Vaccine Safety is a Priority

Clinical Trials

COVID-19 vaccines must go through rigorous clinical trials in which many thousands of study participants receive the vaccine. The Federal Drug Administration (FDA) evaluates the scientific data from these studies to determine the safety and effectiveness of each vaccine. FDA relies on input from an advisory group of outside scientists and experts, the Vaccines and Related Biological Products Advisory Committee (VRBPAC) to provide an objective and thorough analysis of safety and effectiveness. VRBPAC also makes recommendations to FDA about vaccine approval. This is a transparent process because VRBPAC meetings are open to the public.

If a vaccine meets the FDA’s safety and effectiveness standards, the FDA can make the vaccines available for use in the U.S. by traditional licensure or emergency use authorization.

After the FDA makes its determination, a second independent advisory body of outside immunization experts, the US Advisory Committee on Immunization Practices (ACIP), will review the vaccine’s safety and effectiveness data and make recommendations to the CDC with guidance for healthcare providers and the public about the use of the vaccine.

Vaccine Safety Monitoring

After a vaccine is authorized for use, multiple safety monitoring systems are in place to watch for possible side effects. If an unexpected serious side effect is detected, experts work as quickly as possible to determine whether it is a true safety concern. This serves as an ongoing evaluation of safety even after the clinical trials are completed. For COVID-19 vaccine, the CDC and FDA have expanded safety monitoring systems to carefully evaluate safety in real-time and make sure the COVID-19 vaccines are as safe as possible.

Some Vaccine Formulations Require More Than one Dose

The Pfizer and Moderna vaccines require more than one dose for optimum effectiveness. Both vaccines have shown an efficacy around 95% after the booster is taken approximately 21-28 days after the initial dose, depending upon the vaccine. Multiple formulations (different products) of vaccine are under development. How the vaccine is made, the number of doses required to provide protection against the COVID-19 virus, how it has to be stored and which populations can receive it varies from vaccine to vaccine. Individuals will likely not be able to choose which vaccine they receive.

Only Licensed and Trained Health Professionals Can Give Vaccinations

Only individuals who are licensed and trained to administer vaccines will be able to provide vaccination. Once the vaccine is more widely available to the public, many different types of healthcare providers will provide vaccinations in order to make the vaccine accessible for all who are interested in receiving it. These providers may administer vaccine both in clinics and hospitals and at more mobile or vaccination sites in the community.

Will a Vaccine End the Pandemic?

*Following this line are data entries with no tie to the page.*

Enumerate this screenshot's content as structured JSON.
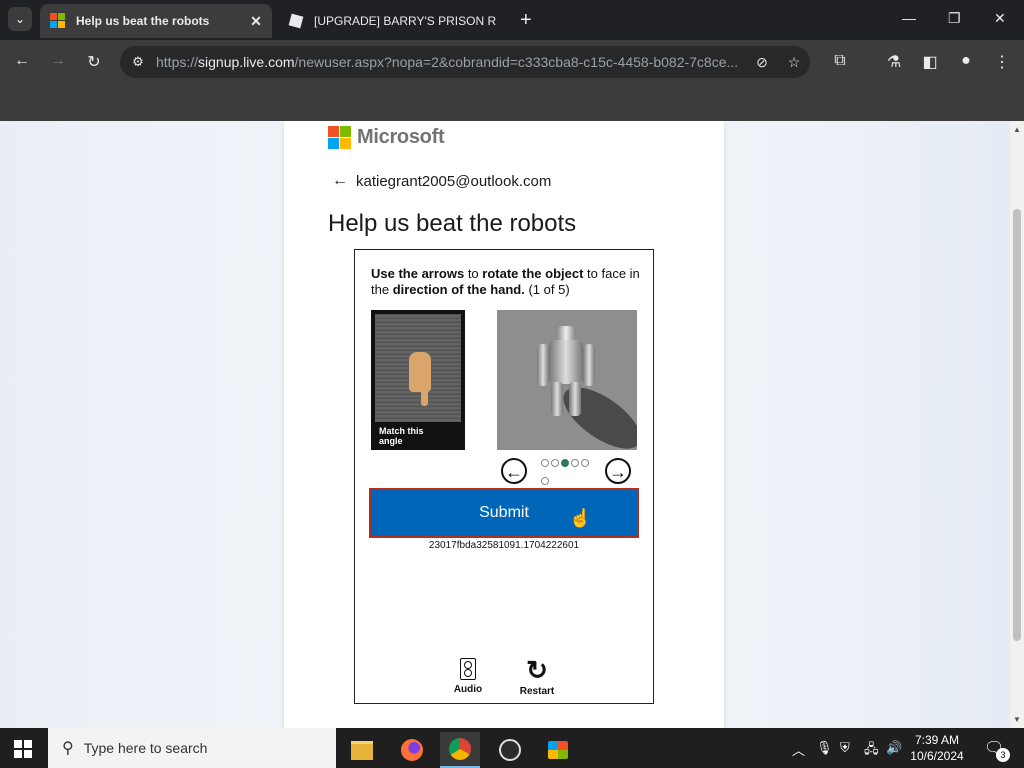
{
  "browser": {
    "tabs": [
      {
        "title": "Help us beat the robots",
        "active": true,
        "favicon": "microsoft-logo-icon"
      },
      {
        "title": "[UPGRADE] BARRY'S PRISON R",
        "active": false,
        "favicon": "roblox-logo-icon"
      }
    ],
    "url": {
      "scheme": "https://",
      "host": "signup.live.com",
      "path": "/newuser.aspx?nopa=2&cobrandid=c333cba8-c15c-4458-b082-7c8ce..."
    }
  },
  "page": {
    "brand": "Microsoft",
    "email": "katiegrant2005@outlook.com",
    "heading": "Help us beat the robots",
    "captcha": {
      "instr": {
        "p1": "Use the arrows",
        "p2": " to ",
        "p3": "rotate the object",
        "p4": " to face in the ",
        "p5": "direction of the hand.",
        "p6": " (1 of 5)"
      },
      "hand_label": "Match this angle",
      "progress": {
        "current": 3,
        "total": 6
      },
      "submit_label": "Submit",
      "session_id": "23017fbda32581091.1704222601",
      "audio_label": "Audio",
      "restart_label": "Restart"
    }
  },
  "taskbar": {
    "search_placeholder": "Type here to search",
    "time": "7:39 AM",
    "date": "10/6/2024",
    "notification_count": "3"
  },
  "colors": {
    "submit_bg": "#0067b8",
    "submit_border": "#b5301a",
    "active_dot": "#2e7d5a"
  }
}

A safe and effective vaccine against COVID-19 will be a major breakthrough in preventing COVID-19 infections but needs to be used in combination with other prevention measures. Vaccine alone will not end the pandemic right away. For this reason, even after a vaccine is available, it will be necessary to continue with the core COVID-19 safety precautions including limiting activities outside the home, physical distancing, and mask wearing for the foreseeable future as we learn more about how long the protection lasts and as more people become protected through vaccination over time.

When Can I Stop Using Preventive Measures like Masking?

Preventive measures such as wearing masks, distancing, limiting gatherings and hand hygiene need to continue until we reach herd immunity. As defined by the Centers for Disease Control, herd immunity is when a population is immune to a disease, from prior illness and/or vaccination, to make spread (outbreaks) unlikely. It is currently not safe or recommended to let herd immunity occur through natural illness spread of COVID-19 due to the burden it would place on our medical system and the overall loss of life that would occur.